**Work instruction**
Set the records down again exactly, apart from any pictures in them.

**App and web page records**

- Opening Delimiter -

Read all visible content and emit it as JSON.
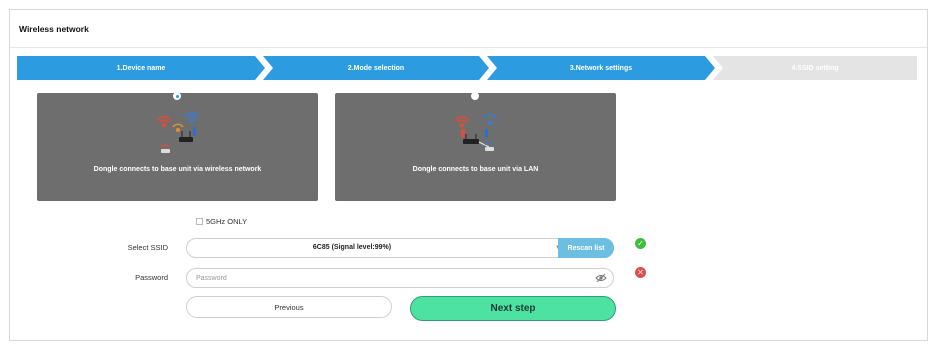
{
  "panel": {
    "title": "Wireless network"
  },
  "wizard": {
    "steps": [
      {
        "label": "1.Device name",
        "state": "complete"
      },
      {
        "label": "2.Mode selection",
        "state": "complete"
      },
      {
        "label": "3.Network settings",
        "state": "current"
      },
      {
        "label": "4.SSID setting",
        "state": "pending"
      }
    ],
    "colors": {
      "active": "#2c9be0",
      "inactive": "#e4e4e4"
    }
  },
  "modes": [
    {
      "label": "Dongle connects to base unit via wireless network",
      "selected": true,
      "icon": "wireless-router-icon"
    },
    {
      "label": "Dongle connects to base unit via LAN",
      "selected": false,
      "icon": "lan-router-icon"
    }
  ],
  "form": {
    "only5ghz_label": "5GHz ONLY",
    "ssid_label": "Select SSID",
    "ssid_value": "6C85 (Signal level:99%)",
    "rescan_label": "Rescan list",
    "password_label": "Password",
    "password_placeholder": "Password",
    "password_value": ""
  },
  "buttons": {
    "previous": "Previous",
    "next": "Next step"
  },
  "colors": {
    "ok": "#3cbf3c",
    "error": "#e44a4a",
    "next": "#4ee2a2",
    "rescan": "#6cbfe0"
  }
}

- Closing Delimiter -

**Response area**
Read all visible content and emit it as JSON.
{
  "panel": {
    "title": "Wireless network"
  },
  "wizard": {
    "steps": [
      {
        "label": "1.Device name",
        "state": "complete"
      },
      {
        "label": "2.Mode selection",
        "state": "complete"
      },
      {
        "label": "3.Network settings",
        "state": "current"
      },
      {
        "label": "4.SSID setting",
        "state": "pending"
      }
    ],
    "colors": {
      "active": "#2c9be0",
      "inactive": "#e4e4e4"
    }
  },
  "modes": [
    {
      "label": "Dongle connects to base unit via wireless network",
      "selected": true,
      "icon": "wireless-router-icon"
    },
    {
      "label": "Dongle connects to base unit via LAN",
      "selected": false,
      "icon": "lan-router-icon"
    }
  ],
  "form": {
    "only5ghz_label": "5GHz ONLY",
    "ssid_label": "Select SSID",
    "ssid_value": "6C85 (Signal level:99%)",
    "rescan_label": "Rescan list",
    "password_label": "Password",
    "password_placeholder": "Password",
    "password_value": ""
  },
  "buttons": {
    "previous": "Previous",
    "next": "Next step"
  },
  "colors": {
    "ok": "#3cbf3c",
    "error": "#e44a4a",
    "next": "#4ee2a2",
    "rescan": "#6cbfe0"
  }
}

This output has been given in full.